Biology is the "most useful" Graduate degree, according to American website Business Insider, which ranked the field atop its Top 10 areas of study, beating out No. 2 Chemistry and No. 3 Elementary Education.
(*Keep in mind, of course, the rankings are based on statistics in the United States, although they could translate to Canadian students, because prospective university graduates are always looking for any bit of insight that could help them funnel down a career choice or even just a degree choice, especially if any students are considering a move to the States or a move abroad.)
Biology, Chemistry and Elementary Education were joined by General Science, Special Needs Education, International Relations, Area Ethnic and Civilization Studies, General Engineering, History, and Philosophy and Religious Studies, which placed fourth to 10th, respectively.
Business Insider's list wasn't devised by typical course-ranking standards, however.
Instead of listing the best Graduate degrees based on overall job placement, overall salary, and overall future (the typical way), BI ranked the degrees based on how much more a Graduate degree would earn a student than a regular college degree would.
So, Biology placed first, because a Graduate degree student's earnings average $90,000 per year (USD), while a college graduate working in the field averages $57,000 (again, in American currency).

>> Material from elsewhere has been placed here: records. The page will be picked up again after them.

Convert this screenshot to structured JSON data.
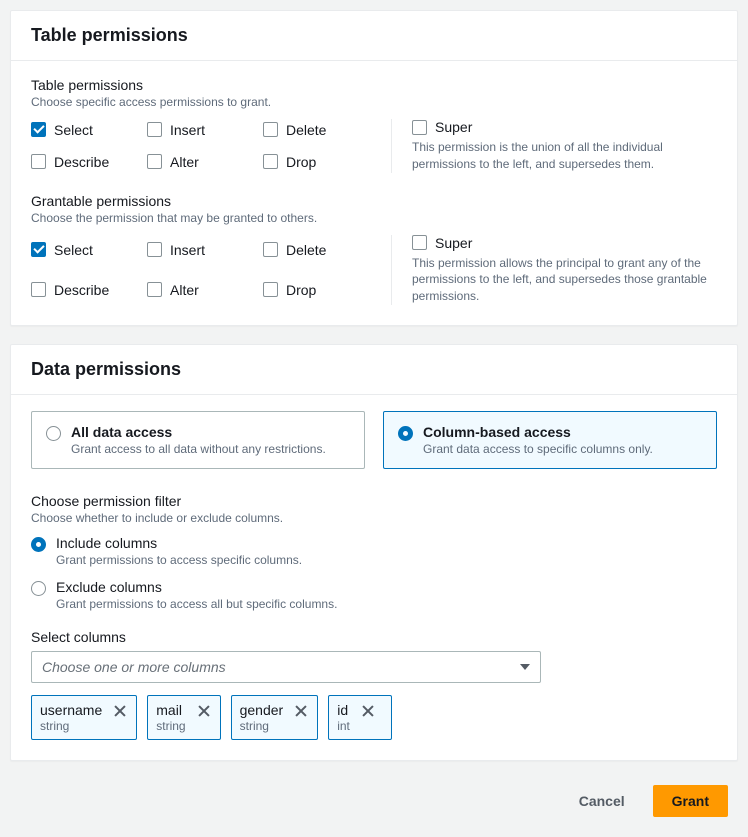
{
  "table_panel": {
    "title": "Table permissions",
    "table_perms": {
      "title": "Table permissions",
      "hint": "Choose specific access permissions to grant.",
      "items": [
        {
          "label": "Select",
          "checked": true
        },
        {
          "label": "Insert",
          "checked": false
        },
        {
          "label": "Delete",
          "checked": false
        },
        {
          "label": "Describe",
          "checked": false
        },
        {
          "label": "Alter",
          "checked": false
        },
        {
          "label": "Drop",
          "checked": false
        }
      ],
      "super": {
        "label": "Super",
        "checked": false,
        "desc": "This permission is the union of all the individual permissions to the left, and supersedes them."
      }
    },
    "grantable_perms": {
      "title": "Grantable permissions",
      "hint": "Choose the permission that may be granted to others.",
      "items": [
        {
          "label": "Select",
          "checked": true
        },
        {
          "label": "Insert",
          "checked": false
        },
        {
          "label": "Delete",
          "checked": false
        },
        {
          "label": "Describe",
          "checked": false
        },
        {
          "label": "Alter",
          "checked": false
        },
        {
          "label": "Drop",
          "checked": false
        }
      ],
      "super": {
        "label": "Super",
        "checked": false,
        "desc": "This permission allows the principal to grant any of the permissions to the left, and supersedes those grantable permissions."
      }
    }
  },
  "data_panel": {
    "title": "Data permissions",
    "access": {
      "all": {
        "title": "All data access",
        "desc": "Grant access to all data without any restrictions.",
        "selected": false
      },
      "col": {
        "title": "Column-based access",
        "desc": "Grant data access to specific columns only.",
        "selected": true
      }
    },
    "filter": {
      "title": "Choose permission filter",
      "hint": "Choose whether to include or exclude columns.",
      "include": {
        "title": "Include columns",
        "desc": "Grant permissions to access specific columns.",
        "selected": true
      },
      "exclude": {
        "title": "Exclude columns",
        "desc": "Grant permissions to access all but specific columns.",
        "selected": false
      }
    },
    "select_columns": {
      "label": "Select columns",
      "placeholder": "Choose one or more columns",
      "tokens": [
        {
          "name": "username",
          "type": "string"
        },
        {
          "name": "mail",
          "type": "string"
        },
        {
          "name": "gender",
          "type": "string"
        },
        {
          "name": "id",
          "type": "int"
        }
      ]
    }
  },
  "footer": {
    "cancel": "Cancel",
    "grant": "Grant"
  }
}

That means a Graduate degree in Bio could rake in an average of $33,000 more than an undergraduate degree or another type of degree could.
Take Elementary Education, which was ranked the third-highest Graduate degree with a healthy discrepancy of $14,000 and an unemployment rate of only 1.4 per cent.

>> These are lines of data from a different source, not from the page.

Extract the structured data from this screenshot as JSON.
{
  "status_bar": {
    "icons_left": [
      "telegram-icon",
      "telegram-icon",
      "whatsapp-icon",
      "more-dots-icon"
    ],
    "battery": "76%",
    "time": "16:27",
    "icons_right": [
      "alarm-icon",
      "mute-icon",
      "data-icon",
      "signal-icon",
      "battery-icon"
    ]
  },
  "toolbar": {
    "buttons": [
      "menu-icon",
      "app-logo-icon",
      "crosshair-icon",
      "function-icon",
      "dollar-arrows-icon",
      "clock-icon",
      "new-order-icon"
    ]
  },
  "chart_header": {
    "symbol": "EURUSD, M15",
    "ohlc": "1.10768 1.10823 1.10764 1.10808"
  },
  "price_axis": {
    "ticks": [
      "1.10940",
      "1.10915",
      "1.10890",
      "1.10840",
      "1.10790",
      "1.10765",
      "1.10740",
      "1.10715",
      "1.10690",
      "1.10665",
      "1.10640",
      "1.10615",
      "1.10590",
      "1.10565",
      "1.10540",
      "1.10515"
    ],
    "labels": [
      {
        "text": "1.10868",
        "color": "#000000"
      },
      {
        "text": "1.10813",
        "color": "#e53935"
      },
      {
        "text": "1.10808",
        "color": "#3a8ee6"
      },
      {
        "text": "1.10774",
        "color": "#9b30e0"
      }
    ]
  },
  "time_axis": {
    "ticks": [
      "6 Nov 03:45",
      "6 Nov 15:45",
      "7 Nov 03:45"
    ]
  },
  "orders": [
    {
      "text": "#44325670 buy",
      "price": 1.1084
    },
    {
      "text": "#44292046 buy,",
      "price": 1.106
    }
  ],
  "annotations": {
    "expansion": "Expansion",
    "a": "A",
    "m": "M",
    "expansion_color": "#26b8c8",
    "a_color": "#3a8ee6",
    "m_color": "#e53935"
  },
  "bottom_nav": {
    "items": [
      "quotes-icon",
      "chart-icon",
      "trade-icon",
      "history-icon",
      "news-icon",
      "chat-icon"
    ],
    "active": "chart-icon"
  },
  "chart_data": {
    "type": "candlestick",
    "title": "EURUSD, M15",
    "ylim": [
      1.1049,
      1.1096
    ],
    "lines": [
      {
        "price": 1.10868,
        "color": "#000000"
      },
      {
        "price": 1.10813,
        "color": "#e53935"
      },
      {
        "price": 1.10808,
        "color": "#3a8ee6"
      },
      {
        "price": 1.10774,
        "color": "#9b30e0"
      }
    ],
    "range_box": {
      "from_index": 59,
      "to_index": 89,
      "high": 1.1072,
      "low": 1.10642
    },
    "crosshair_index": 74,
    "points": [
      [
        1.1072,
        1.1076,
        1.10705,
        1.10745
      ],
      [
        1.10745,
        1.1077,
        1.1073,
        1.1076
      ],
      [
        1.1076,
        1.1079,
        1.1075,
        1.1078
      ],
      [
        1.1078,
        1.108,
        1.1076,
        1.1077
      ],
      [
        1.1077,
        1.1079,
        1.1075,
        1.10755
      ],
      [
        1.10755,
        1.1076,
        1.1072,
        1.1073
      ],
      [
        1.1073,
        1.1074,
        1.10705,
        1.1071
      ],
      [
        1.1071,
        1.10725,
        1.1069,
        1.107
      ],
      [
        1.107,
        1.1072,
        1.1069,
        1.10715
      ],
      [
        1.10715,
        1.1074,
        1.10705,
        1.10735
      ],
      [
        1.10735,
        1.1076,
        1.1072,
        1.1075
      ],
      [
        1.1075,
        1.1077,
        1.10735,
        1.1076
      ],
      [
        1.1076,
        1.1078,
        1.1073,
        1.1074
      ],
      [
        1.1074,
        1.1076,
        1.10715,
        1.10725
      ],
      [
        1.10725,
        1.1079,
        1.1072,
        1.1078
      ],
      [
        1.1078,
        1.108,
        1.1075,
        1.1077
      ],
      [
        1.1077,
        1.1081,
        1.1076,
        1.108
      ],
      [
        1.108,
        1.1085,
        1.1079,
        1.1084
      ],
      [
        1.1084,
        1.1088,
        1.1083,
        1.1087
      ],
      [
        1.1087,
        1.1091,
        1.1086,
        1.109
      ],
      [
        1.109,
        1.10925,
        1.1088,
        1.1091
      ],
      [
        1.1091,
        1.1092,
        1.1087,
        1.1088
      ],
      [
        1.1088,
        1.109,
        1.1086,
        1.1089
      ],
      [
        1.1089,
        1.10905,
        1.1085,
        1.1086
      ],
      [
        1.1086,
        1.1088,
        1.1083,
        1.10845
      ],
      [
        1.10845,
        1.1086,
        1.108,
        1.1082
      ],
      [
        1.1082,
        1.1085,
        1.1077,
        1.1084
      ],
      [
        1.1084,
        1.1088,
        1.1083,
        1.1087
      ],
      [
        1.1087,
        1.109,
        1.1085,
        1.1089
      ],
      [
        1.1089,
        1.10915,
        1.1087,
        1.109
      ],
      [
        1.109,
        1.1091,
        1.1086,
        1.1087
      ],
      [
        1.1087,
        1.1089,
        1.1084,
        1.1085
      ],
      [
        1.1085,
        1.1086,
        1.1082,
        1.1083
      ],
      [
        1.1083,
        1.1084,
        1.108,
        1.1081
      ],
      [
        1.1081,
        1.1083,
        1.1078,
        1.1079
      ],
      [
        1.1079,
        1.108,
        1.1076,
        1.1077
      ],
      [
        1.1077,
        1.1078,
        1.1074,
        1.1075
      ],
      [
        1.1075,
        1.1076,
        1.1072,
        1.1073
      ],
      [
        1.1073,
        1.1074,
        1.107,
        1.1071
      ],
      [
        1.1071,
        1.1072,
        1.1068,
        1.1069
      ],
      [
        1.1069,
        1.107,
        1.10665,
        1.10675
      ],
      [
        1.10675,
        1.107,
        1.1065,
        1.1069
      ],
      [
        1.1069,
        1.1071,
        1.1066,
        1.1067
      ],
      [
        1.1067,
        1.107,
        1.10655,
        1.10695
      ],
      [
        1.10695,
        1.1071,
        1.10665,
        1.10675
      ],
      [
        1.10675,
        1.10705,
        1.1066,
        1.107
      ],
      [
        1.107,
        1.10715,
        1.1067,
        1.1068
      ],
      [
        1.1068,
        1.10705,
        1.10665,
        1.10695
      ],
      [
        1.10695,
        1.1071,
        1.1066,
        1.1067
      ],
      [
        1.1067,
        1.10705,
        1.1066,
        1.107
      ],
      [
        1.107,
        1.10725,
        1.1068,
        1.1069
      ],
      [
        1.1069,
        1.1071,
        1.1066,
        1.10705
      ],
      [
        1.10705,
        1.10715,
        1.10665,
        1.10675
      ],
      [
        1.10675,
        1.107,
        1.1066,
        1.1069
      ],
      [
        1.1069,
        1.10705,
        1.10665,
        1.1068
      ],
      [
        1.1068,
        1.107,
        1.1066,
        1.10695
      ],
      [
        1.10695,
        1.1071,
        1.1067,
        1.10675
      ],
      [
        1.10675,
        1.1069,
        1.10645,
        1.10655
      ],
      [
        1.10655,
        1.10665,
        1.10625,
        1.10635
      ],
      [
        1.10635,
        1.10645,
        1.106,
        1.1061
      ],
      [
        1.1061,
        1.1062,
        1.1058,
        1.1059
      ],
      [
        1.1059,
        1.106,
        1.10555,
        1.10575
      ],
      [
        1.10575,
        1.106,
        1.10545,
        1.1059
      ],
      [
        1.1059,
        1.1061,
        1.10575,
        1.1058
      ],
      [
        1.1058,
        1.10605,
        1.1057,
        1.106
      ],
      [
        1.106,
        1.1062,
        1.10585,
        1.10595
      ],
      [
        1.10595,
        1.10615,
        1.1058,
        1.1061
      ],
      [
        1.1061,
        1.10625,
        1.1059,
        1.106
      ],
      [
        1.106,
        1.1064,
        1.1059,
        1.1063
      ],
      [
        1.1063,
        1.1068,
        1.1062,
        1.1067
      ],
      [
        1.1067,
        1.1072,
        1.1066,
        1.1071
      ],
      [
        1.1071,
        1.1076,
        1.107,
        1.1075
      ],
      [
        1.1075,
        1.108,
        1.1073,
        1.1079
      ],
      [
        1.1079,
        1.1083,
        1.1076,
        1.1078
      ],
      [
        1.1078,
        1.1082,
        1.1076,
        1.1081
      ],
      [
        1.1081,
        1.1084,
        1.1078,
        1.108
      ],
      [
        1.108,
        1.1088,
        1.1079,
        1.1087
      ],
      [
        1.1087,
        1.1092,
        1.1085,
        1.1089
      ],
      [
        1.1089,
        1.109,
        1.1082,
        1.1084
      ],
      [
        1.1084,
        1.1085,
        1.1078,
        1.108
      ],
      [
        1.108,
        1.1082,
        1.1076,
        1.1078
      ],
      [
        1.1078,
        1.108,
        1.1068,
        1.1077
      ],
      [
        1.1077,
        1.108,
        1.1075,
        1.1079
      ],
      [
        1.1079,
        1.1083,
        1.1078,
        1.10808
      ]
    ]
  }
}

However, a Graduate degree in Elementary Education nets an average of $55,000 per year (USD). Meanwhile, a Graduate degree in Pharmaceutical Sciences and Administration was rated the second-most "useless" Graduate degree, with an average Graduate salary of $110,000 (only a $2,000 discrepancy over other options) and an unemployment rate of 2.9 per cent.
Still... it's an interesting list, and certainly one to consider if you're in the market for another gold-rimmed piece of paper.